• [Supplied material]
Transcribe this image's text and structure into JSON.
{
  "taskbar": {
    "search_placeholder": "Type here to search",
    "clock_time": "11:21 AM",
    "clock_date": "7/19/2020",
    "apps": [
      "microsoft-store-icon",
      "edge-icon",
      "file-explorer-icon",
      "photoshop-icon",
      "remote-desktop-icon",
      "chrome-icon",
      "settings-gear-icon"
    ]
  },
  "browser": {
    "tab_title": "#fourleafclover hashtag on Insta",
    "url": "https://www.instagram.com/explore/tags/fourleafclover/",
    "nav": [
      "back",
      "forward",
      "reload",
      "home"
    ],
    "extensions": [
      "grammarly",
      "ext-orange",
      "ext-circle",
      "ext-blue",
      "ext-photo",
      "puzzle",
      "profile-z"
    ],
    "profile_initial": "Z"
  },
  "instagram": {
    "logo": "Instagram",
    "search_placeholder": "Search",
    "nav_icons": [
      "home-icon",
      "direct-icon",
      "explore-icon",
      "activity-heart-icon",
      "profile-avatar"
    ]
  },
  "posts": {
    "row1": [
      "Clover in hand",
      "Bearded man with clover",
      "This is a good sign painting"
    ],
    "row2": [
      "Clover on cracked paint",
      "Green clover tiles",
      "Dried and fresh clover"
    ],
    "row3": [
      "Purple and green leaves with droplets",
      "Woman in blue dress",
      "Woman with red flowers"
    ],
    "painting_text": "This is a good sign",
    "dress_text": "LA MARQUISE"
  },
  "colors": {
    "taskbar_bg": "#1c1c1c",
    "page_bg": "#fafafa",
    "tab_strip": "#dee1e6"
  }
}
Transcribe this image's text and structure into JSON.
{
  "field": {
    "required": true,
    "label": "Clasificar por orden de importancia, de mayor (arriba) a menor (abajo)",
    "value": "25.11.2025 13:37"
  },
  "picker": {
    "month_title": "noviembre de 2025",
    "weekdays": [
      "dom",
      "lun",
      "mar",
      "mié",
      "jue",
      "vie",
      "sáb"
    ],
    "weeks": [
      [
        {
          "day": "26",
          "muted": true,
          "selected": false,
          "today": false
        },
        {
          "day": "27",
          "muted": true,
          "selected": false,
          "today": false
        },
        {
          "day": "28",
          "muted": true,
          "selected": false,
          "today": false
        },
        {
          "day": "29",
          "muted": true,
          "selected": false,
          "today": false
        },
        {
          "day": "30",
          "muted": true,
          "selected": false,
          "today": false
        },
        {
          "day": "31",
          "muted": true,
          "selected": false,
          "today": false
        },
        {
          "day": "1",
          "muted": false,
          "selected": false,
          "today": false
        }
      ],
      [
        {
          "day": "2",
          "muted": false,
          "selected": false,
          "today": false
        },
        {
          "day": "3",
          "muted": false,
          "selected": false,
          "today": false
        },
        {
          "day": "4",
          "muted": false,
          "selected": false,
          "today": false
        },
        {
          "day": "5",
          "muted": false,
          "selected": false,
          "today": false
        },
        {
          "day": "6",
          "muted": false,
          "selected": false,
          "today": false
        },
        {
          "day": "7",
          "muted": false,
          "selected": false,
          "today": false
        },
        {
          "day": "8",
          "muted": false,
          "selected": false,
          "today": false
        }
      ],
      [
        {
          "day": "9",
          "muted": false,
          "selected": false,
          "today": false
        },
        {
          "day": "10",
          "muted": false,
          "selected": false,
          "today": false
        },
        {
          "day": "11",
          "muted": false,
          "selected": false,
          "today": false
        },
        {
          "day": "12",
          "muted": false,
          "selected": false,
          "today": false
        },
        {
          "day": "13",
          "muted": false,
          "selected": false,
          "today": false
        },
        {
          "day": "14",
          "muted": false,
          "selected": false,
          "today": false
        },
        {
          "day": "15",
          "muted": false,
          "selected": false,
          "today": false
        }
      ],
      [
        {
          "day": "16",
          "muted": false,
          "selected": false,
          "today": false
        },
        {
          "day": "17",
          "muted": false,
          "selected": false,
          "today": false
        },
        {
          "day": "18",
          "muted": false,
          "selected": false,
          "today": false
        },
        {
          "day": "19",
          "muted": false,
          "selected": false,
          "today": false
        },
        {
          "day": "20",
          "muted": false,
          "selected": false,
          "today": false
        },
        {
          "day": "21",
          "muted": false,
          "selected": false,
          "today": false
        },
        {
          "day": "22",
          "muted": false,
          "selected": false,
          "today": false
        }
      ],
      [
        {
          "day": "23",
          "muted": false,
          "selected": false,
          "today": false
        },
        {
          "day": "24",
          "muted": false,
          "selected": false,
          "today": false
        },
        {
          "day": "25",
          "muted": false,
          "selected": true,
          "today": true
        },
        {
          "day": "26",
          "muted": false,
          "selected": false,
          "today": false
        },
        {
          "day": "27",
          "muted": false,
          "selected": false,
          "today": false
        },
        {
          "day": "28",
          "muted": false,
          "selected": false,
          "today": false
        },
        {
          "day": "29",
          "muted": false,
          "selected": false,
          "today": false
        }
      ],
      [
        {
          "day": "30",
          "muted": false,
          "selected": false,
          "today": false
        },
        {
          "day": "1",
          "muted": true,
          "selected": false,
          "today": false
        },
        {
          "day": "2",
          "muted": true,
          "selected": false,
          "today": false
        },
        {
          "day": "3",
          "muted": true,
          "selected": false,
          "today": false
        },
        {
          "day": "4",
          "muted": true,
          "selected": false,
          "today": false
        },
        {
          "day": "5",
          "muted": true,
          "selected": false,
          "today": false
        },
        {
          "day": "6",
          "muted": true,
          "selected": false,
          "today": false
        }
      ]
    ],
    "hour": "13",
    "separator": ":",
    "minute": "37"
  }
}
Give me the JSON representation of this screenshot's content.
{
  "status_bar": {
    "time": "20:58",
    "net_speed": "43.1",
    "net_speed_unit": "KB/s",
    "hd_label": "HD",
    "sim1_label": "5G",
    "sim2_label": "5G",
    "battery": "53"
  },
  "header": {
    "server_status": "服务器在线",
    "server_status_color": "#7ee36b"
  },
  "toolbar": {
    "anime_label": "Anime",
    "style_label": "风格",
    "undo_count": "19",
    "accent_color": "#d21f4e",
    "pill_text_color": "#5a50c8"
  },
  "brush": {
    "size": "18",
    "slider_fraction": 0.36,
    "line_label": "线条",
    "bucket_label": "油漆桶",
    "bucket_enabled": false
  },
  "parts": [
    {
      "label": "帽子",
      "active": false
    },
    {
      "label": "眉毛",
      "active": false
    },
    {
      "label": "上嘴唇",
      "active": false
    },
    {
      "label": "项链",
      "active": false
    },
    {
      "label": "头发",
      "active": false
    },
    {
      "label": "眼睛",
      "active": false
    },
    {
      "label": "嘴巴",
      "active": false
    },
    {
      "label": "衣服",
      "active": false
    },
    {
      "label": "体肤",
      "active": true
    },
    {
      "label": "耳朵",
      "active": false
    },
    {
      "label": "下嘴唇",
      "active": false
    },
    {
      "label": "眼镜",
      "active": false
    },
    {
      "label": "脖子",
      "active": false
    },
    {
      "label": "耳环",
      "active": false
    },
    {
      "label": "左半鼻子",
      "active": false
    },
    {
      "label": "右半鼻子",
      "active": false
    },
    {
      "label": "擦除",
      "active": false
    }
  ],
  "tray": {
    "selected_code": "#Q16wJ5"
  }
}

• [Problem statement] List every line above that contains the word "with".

• [Answer box]
      "Bearded man with clover",
      "Purple and green leaves with droplets",
      "Woman with red flowers"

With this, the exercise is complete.